> **Brief**
Below are records. Count every line containing the word "Recent" and give the number alone.

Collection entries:
+++++
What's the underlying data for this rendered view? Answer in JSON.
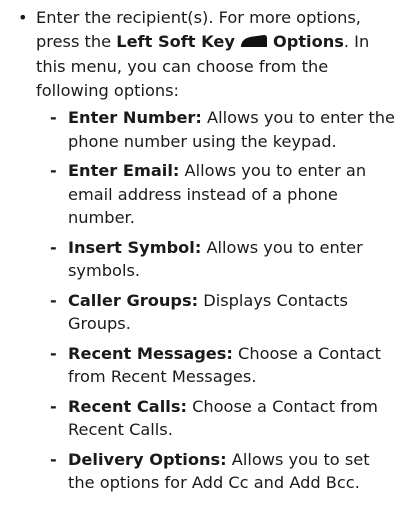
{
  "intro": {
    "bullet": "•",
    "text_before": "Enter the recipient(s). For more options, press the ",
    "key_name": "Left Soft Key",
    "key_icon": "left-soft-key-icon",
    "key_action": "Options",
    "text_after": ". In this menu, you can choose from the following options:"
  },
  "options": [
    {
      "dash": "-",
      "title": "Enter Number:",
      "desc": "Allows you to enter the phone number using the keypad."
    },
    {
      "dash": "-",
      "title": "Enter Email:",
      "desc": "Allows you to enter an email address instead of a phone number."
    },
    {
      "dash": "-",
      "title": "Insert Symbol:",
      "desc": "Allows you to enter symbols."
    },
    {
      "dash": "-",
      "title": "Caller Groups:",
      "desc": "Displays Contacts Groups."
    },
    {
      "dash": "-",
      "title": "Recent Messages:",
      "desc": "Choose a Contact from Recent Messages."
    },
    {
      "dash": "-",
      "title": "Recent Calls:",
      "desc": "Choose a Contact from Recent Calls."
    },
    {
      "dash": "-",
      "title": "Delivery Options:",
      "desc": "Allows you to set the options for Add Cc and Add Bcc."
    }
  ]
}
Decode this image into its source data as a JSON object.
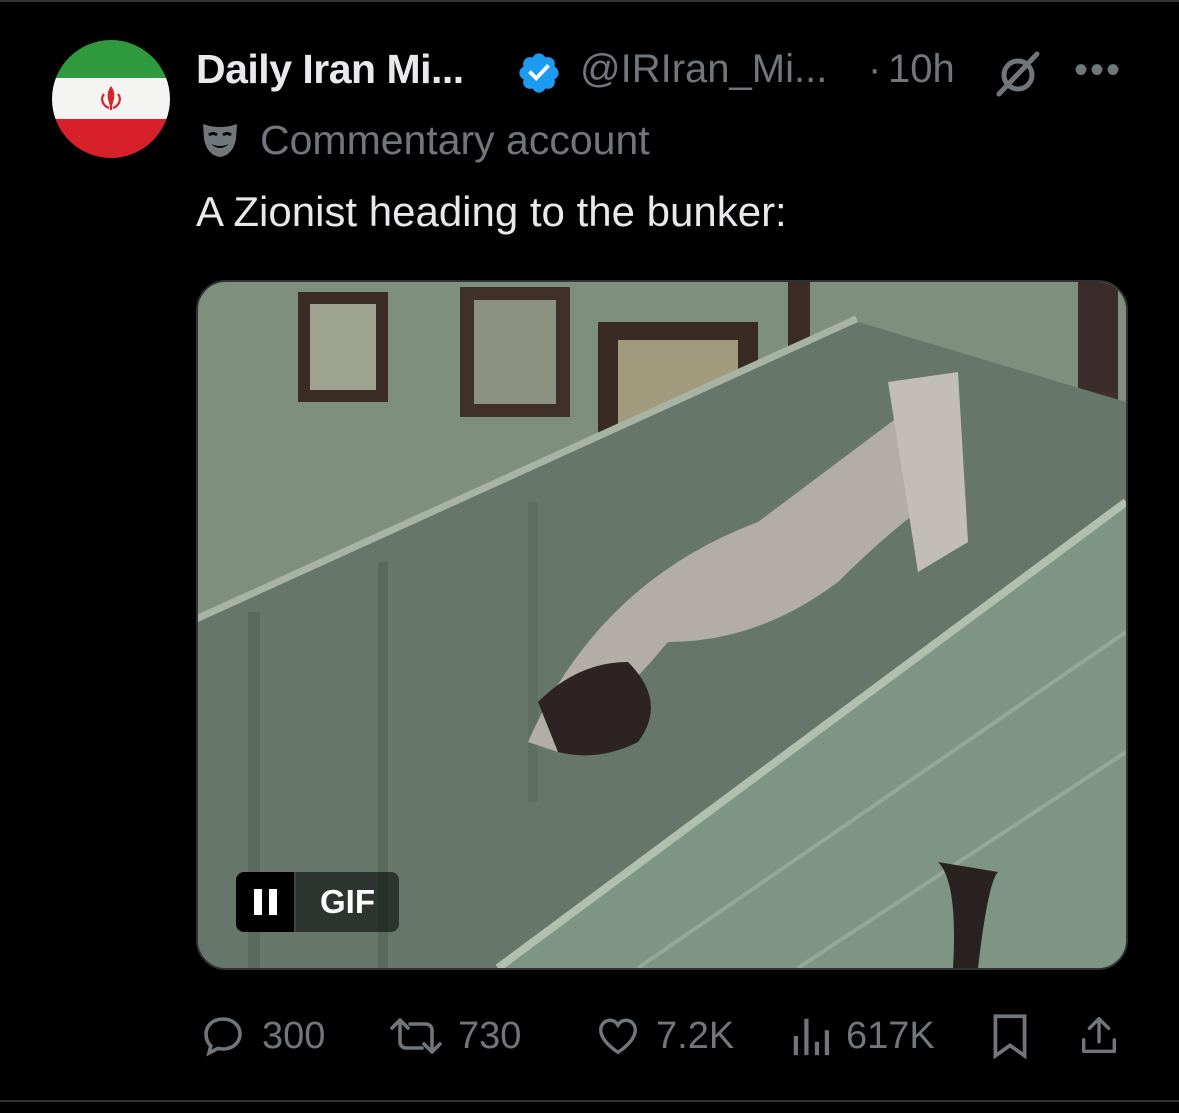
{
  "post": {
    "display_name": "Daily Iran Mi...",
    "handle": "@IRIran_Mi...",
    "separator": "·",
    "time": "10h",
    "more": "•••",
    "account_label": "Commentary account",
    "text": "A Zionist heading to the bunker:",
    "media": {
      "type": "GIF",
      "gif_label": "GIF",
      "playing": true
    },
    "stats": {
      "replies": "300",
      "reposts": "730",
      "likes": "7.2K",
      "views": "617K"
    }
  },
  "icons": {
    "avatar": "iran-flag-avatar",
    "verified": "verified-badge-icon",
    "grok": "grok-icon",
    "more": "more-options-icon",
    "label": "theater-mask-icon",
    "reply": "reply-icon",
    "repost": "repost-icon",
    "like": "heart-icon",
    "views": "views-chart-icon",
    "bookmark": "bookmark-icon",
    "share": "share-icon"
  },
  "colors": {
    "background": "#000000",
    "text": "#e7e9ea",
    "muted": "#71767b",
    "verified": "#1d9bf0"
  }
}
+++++
> **Task answer**
4